▸ **Extracted material**
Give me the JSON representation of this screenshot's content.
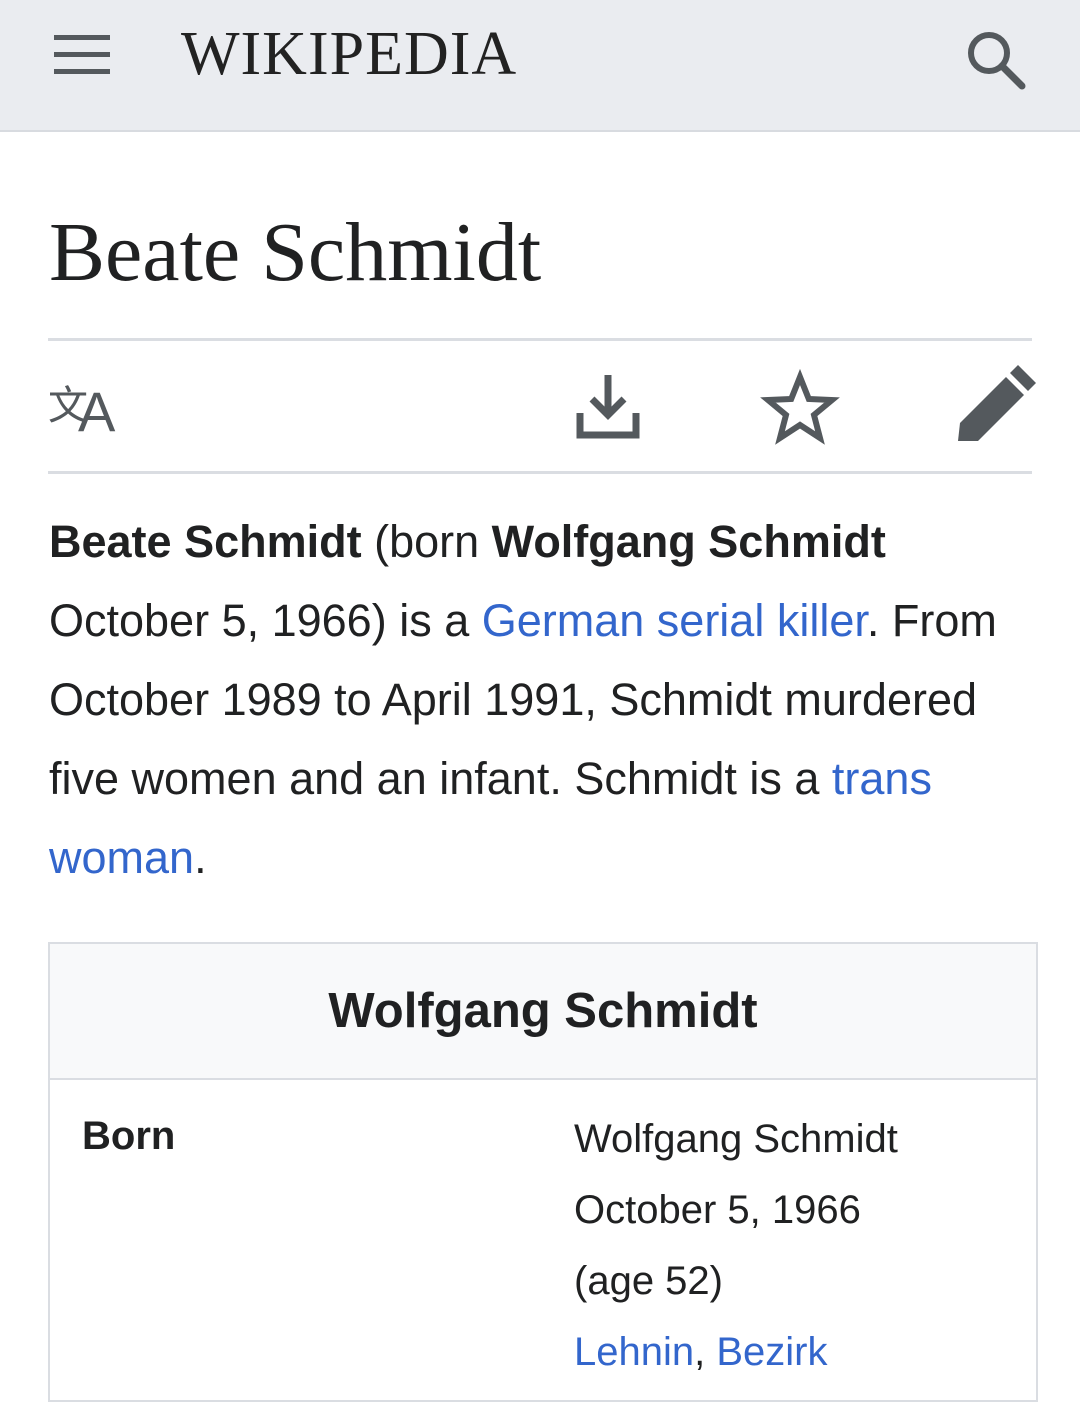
{
  "header": {
    "wordmark": "WIKIPEDIA",
    "menu_icon": "hamburger-menu-icon",
    "search_icon": "search-icon",
    "background": "#eaecf0"
  },
  "article": {
    "title": "Beate Schmidt",
    "actions": [
      {
        "icon": "language-icon"
      },
      {
        "icon": "download-icon"
      },
      {
        "icon": "star-watch-icon"
      },
      {
        "icon": "pencil-edit-icon"
      }
    ],
    "lead": {
      "name": "Beate Schmidt",
      "born_open": " (born ",
      "birth_name": "Wolfgang Schmidt",
      "after_birth": " October 5, 1966) is a ",
      "link_serial": "German serial killer",
      "middle": ". From October 1989 to April 1991, Schmidt murdered five women and an infant. Schmidt is a ",
      "link_trans": "trans woman",
      "end": "."
    },
    "link_color": "#3366cc"
  },
  "infobox": {
    "title": "Wolfgang Schmidt",
    "rows": [
      {
        "label": "Born",
        "value_lines": [
          "Wolfgang Schmidt",
          "October 5, 1966",
          "(age 52)"
        ],
        "link_1": "Lehnin",
        "separator": ", ",
        "link_2": "Bezirk"
      }
    ]
  }
}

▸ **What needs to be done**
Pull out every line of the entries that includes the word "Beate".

▸ **Solved problem**
    "title": "Beate Schmidt",
      "name": "Beate Schmidt",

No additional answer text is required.